#### Website and app data records
--- START ---

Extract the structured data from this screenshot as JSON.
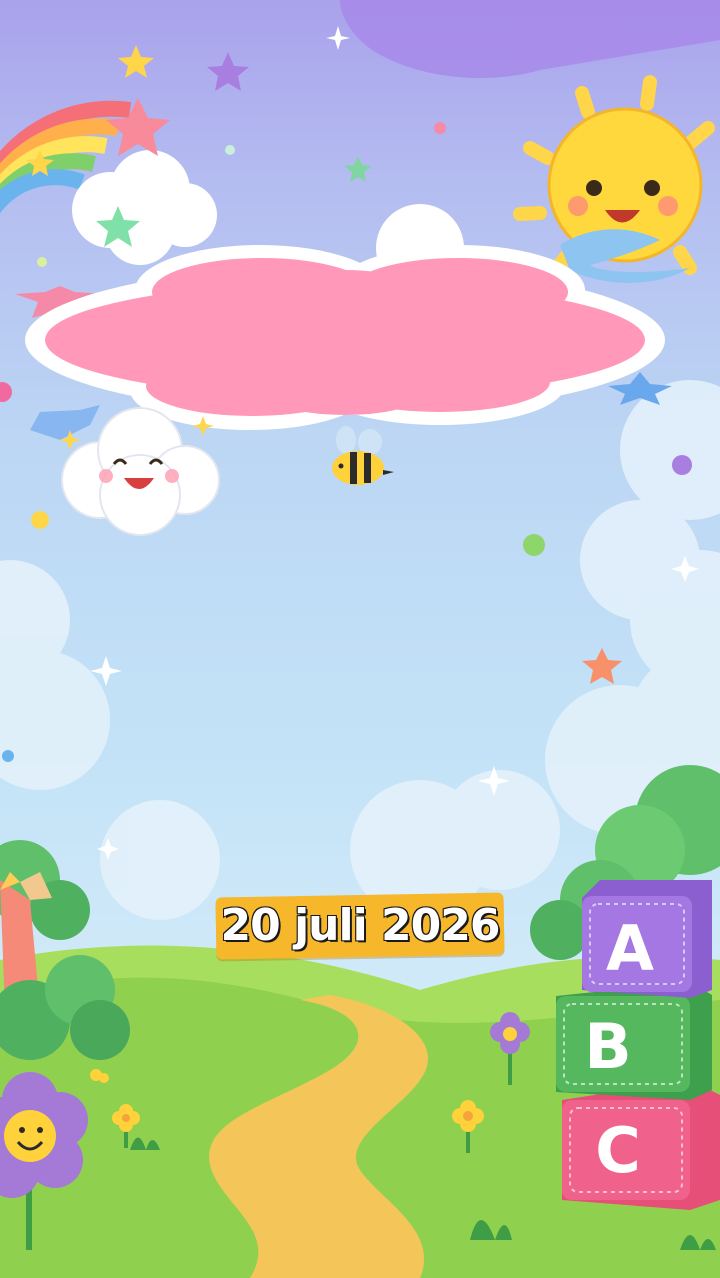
{
  "event": {
    "date": "20 juli 2026"
  },
  "blocks": {
    "letters": [
      "A",
      "B",
      "C"
    ]
  },
  "colors": {
    "sky_top": "#a9a2ec",
    "sky_bottom": "#d8eefa",
    "title_cloud": "#ff98b9",
    "date_badge": "#f6b72a",
    "grass": "#8fd14f",
    "path": "#f4c65a"
  }
}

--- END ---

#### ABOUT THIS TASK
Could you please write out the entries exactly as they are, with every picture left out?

#### OUTPUT FOR THIS EXERCISE
Extract the structured data from this screenshot as JSON.
{
  "event": {
    "date": "20 juli 2026"
  },
  "blocks": {
    "letters": [
      "A",
      "B",
      "C"
    ]
  },
  "colors": {
    "sky_top": "#a9a2ec",
    "sky_bottom": "#d8eefa",
    "title_cloud": "#ff98b9",
    "date_badge": "#f6b72a",
    "grass": "#8fd14f",
    "path": "#f4c65a"
  }
}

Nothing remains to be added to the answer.